Beginning in an ANCOP village in Metro Manila, this project will put poor communities in the forefront of solar energy by becoming solar power producer to the distribution utility such as MERALCO. This project allows the poor to be the first to use Feed In Tariff (FIT), a mechanism that would encourage the use of renewable energy..
Because of incentives provided by the Philippines’ Republic Act (R.A.) No. 9513 or the Renewable Energy Act of 2008, the generation of electricity for and by the “poor” in ANCOP villages through PV systems is a viable source of livelihood for the villagers. The project would provide steady source of income and opportunity for ANCOP to create more villages alleviating homelessness and poverty in the Philippines. The way to accomplish this is through what is called Aggregate Metering (AM). The ANCOP village can install more solar panels for the purpose of selling the extra power to the distribution utility at the FIT price. AM has the same effect of combining net metering and micro scale project at FIT rate.
Market potential for aggregate metering is great as the business model can be duplicated by several non-profit villages and for-profit subdivisions all over the Philippines.

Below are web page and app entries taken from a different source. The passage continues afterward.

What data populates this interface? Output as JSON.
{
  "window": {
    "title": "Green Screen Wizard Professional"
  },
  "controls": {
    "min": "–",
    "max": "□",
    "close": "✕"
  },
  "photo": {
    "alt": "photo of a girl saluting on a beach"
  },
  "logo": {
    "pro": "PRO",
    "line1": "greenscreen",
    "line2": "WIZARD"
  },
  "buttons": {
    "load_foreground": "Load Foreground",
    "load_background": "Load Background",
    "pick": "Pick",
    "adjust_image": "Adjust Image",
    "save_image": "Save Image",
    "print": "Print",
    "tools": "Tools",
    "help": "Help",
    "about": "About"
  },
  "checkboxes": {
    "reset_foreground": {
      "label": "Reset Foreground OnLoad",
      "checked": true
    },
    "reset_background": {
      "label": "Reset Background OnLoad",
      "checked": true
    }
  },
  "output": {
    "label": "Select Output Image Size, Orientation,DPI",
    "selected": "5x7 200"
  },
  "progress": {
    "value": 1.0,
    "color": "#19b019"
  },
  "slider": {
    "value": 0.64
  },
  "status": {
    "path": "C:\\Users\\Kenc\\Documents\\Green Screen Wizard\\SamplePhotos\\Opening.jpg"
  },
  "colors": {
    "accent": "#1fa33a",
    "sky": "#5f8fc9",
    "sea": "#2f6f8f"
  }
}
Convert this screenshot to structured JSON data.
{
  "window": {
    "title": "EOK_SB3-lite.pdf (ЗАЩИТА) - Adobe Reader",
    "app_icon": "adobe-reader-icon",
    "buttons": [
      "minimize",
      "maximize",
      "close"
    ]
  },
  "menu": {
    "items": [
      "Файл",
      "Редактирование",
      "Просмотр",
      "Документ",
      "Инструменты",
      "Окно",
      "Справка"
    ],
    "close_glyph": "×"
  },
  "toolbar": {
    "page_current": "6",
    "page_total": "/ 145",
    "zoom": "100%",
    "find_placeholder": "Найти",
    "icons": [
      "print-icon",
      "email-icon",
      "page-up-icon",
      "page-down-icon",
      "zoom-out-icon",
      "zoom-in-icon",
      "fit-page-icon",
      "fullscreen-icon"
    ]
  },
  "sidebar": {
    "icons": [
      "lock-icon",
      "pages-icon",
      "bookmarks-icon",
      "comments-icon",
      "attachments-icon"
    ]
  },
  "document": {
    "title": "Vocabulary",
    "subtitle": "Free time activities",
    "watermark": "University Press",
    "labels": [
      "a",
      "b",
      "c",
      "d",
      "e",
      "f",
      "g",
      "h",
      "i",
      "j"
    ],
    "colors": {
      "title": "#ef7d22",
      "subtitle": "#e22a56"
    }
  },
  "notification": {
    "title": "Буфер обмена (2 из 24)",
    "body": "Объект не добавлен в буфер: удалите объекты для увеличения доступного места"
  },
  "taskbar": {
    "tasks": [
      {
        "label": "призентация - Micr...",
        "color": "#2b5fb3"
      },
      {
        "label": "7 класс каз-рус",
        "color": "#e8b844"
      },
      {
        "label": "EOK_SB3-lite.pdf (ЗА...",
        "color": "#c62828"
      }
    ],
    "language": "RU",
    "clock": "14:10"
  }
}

The installation of PV systems for this project will have competitive ROI because quality but less expensive materials (PV panels, inverters, wirings, etc.) are available world wide, especially in China, Japan, Korea, and Philippines. Labor cost will be reduced by minimizing high-priced consultants and maximizing participation of local trainees and workers. Salary of three Philippine foremen, for example, is approximately $1,000, which is only 1/10 of a consultant who may be priced at $10,000/month. Participation of volunteer expatriate-consultants will be sought and encouraged. Typical contractor’s mark-ups will be minimized.

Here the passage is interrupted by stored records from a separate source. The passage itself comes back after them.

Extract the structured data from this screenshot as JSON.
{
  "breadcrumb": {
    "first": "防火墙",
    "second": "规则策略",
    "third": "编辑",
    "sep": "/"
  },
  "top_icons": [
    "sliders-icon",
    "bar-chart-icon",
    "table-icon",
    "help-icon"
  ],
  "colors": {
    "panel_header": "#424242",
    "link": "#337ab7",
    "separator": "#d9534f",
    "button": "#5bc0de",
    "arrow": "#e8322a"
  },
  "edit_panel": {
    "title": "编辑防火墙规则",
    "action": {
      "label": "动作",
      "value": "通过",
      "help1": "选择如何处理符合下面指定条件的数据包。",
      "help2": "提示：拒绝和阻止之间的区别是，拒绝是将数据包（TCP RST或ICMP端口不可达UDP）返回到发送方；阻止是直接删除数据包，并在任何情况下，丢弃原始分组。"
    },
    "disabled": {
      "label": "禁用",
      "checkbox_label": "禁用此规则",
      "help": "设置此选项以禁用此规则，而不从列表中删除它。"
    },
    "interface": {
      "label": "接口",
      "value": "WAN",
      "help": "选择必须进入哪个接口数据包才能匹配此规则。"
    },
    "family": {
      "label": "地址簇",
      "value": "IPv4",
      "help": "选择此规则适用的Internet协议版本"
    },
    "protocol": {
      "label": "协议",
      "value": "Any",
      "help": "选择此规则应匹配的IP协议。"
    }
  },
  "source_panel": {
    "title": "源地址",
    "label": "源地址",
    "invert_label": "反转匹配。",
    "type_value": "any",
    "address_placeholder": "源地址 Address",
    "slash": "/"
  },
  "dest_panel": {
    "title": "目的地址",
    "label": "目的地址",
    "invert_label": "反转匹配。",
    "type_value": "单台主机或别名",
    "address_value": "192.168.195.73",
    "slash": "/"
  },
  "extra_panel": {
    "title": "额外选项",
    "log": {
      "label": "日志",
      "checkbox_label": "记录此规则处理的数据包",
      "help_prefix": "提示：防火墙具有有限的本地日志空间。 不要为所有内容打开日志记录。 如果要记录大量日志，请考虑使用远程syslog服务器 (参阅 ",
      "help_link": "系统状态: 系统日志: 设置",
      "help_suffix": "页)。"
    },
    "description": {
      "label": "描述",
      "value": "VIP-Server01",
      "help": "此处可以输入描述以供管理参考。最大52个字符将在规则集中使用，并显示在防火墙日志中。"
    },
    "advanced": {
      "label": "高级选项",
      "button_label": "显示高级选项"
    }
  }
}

Combining the two revenue systems above (net metering and micro solar farm), the expected income of a 172 KW village will be approximately $162,808.00/year (7,000,744.00 pesos/year).
The customers and beneficiaries of this project are the villagers-producers, the poor and rich people of the Philippines who need to be independent from foreign oil, and all inhabitants of planet earth who need to have clean land, water, and air.